Scrabble is a classic word game enjoyed by generations of students. Players are given a selection of letters which they use to make words in a crossword pattern. Players build words off of the tiles that previous players have placed. Bonus points are given for covering special tiles on the board with letters.
ESL teachers have found that this game is often played with some changes to the normal rules. Allowing students to consult a dictionary, collaborate with friends and refrain from keeping score can help some students. It’s also a good chance to discuss the meanings of the words used in the game when appropriate.
4. Say the Word
Say The Word is a cooperative “silly story” game that can really break the ice for a group of students. Players are given a kooky character, some silly words to use and are challenged to create sentences that keep an ongoing story moving forward. Warning: your classroom will be filled with spontaneous outbursts of laughter as the stories continue to get goofier and goofier each turn.
This game is aimed at children 10 and up, though younger children may be able to keep up. It helps to develop listening skills, and promotes bonding and risk-taking. It’s hard to take yourself too seriously while playing this game, which provides the “safe zone” some students need to expand their vocabulary.
The Stages Learning Photographic Memory game pack can help less-advanced English speakers expand their vocabulary while having fun. Cards contain both pictures and corresponding words. Players place cards face down on a table and pick two at random. If they match, great. If not, the player tries to remember what card is at what location so they can make a match later on.
This game can be used in a few ways. With students new to English, it’s best if the game is played by a group, all working together. As students become more advanced, they can begin to play as individuals. You’ll get more results if you can encourage discussion about the items and animals represented on the cards.
Scattergories is a great way for students to work on and practice the words they already know. Players are given a list of ten categories for that round. While they do come with the game, you can always make up your own categories to suit the needs of your particular classroom. The game is started when a 26-sided die is rolled to reveal a letter.
Players must then think of words that start with that letter for each of the ten categories. Usually, a timer is set and when time runs out the round is ended. Players read their words to the group. The kicker is, any word used by more than one player is knocked out and doesn’t count. This teaches students to try to expand their vocabulary beyond common words to avoid that fate.

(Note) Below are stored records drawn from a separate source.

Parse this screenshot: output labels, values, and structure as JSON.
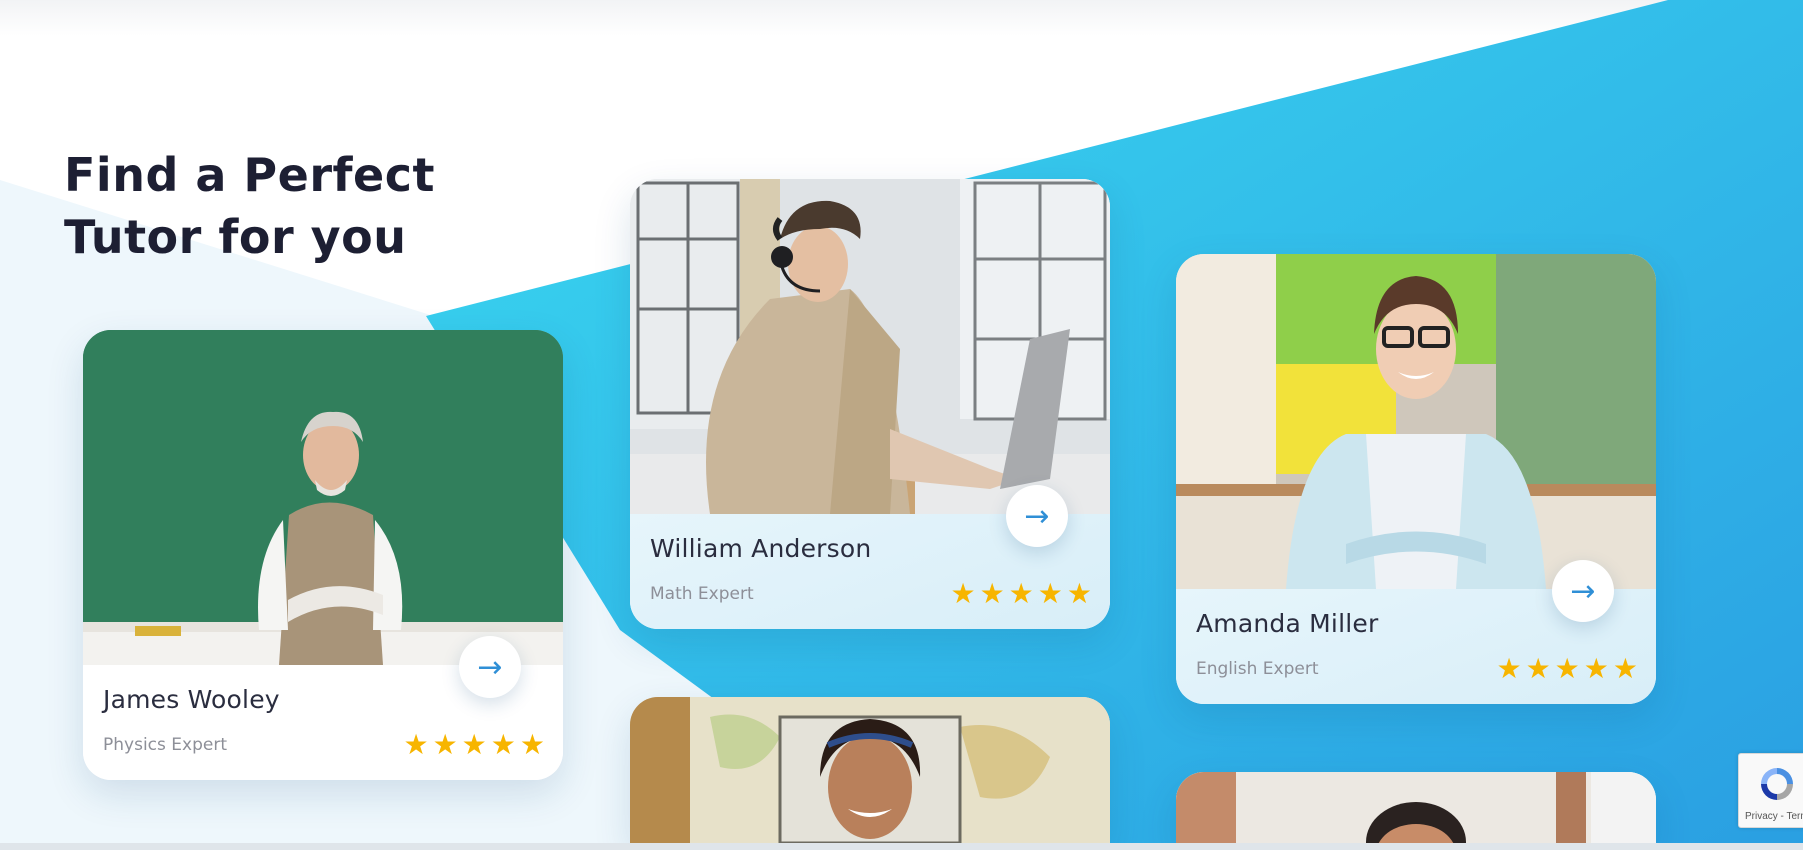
{
  "heading": {
    "line1": "Find a Perfect",
    "line2": "Tutor for you"
  },
  "colors": {
    "accent_blue": "#2ea4e3",
    "accent_cyan": "#3ad5ef",
    "star": "#f7b500",
    "arrow": "#2f8fd6"
  },
  "tutors": [
    {
      "name": "James Wooley",
      "subject": "Physics Expert",
      "rating": 5,
      "arrow": "→",
      "stars": [
        "★",
        "★",
        "★",
        "★",
        "★"
      ]
    },
    {
      "name": "William Anderson",
      "subject": "Math Expert",
      "rating": 5,
      "arrow": "→",
      "stars": [
        "★",
        "★",
        "★",
        "★",
        "★"
      ]
    },
    {
      "name": "Amanda Miller",
      "subject": "English Expert",
      "rating": 5,
      "arrow": "→",
      "stars": [
        "★",
        "★",
        "★",
        "★",
        "★"
      ]
    }
  ],
  "recaptcha": {
    "terms_text": "Privacy - Terms"
  },
  "icons": {
    "next": "arrow-right-icon",
    "rating": "star-icon",
    "captcha": "recaptcha-logo-icon"
  }
}
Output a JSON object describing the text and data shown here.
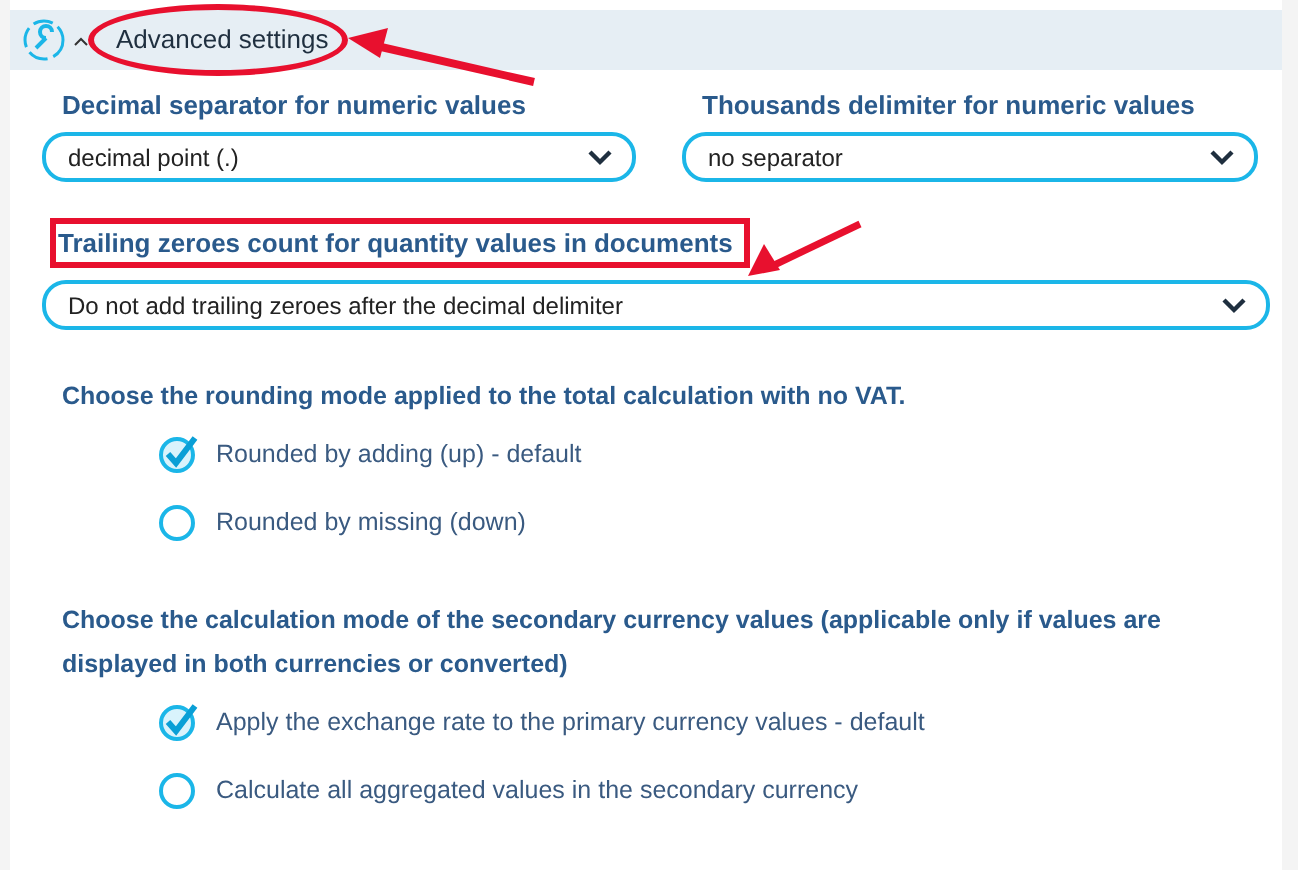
{
  "section": {
    "title": "Advanced settings",
    "expanded": true,
    "highlighted": true
  },
  "selects": [
    {
      "label": "Decimal separator for numeric values",
      "value": "decimal point (.)",
      "highlighted": false
    },
    {
      "label": "Thousands delimiter for numeric values",
      "value": "no separator",
      "highlighted": false
    }
  ],
  "trailing_select": {
    "label": "Trailing zeroes count for quantity values in documents",
    "value": "Do not add trailing zeroes after the decimal delimiter",
    "highlighted": true
  },
  "radio_groups": [
    {
      "question": "Choose the rounding mode applied to the total calculation with no VAT.",
      "options": [
        {
          "label": "Rounded by adding (up) - default",
          "selected": true
        },
        {
          "label": "Rounded by missing (down)",
          "selected": false
        }
      ]
    },
    {
      "question": "Choose the calculation mode of the secondary currency values (applicable only if values are displayed in both currencies or converted)",
      "options": [
        {
          "label": "Apply the exchange rate to the primary currency values - default",
          "selected": true
        },
        {
          "label": "Calculate all aggregated values in the secondary currency",
          "selected": false
        }
      ]
    }
  ]
}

Beginning learners might benefit from a smaller list of categories and having it tied into some other lesson you are working on in class.
This game is not a classic, but one that would likely work in more advanced classrooms. Players say the words they think go along with the pictures on the cards. The phrase that solves the puzzle will sound similar to the words said outloud, but not exactly. For example, one puzzle is the picture of a man’s head with an arrow pointing to his hair + the words “fours” and “won”. Did you guess the answer? (Air Force One)
As I said before, this is definitely for more advanced students but in the right classroom it can help with listening skills and word and phrase differentiation. It also sounds like a lot of fun. The risk is using it with students that aren’t able yet to grasp the nuances of English needed for the game.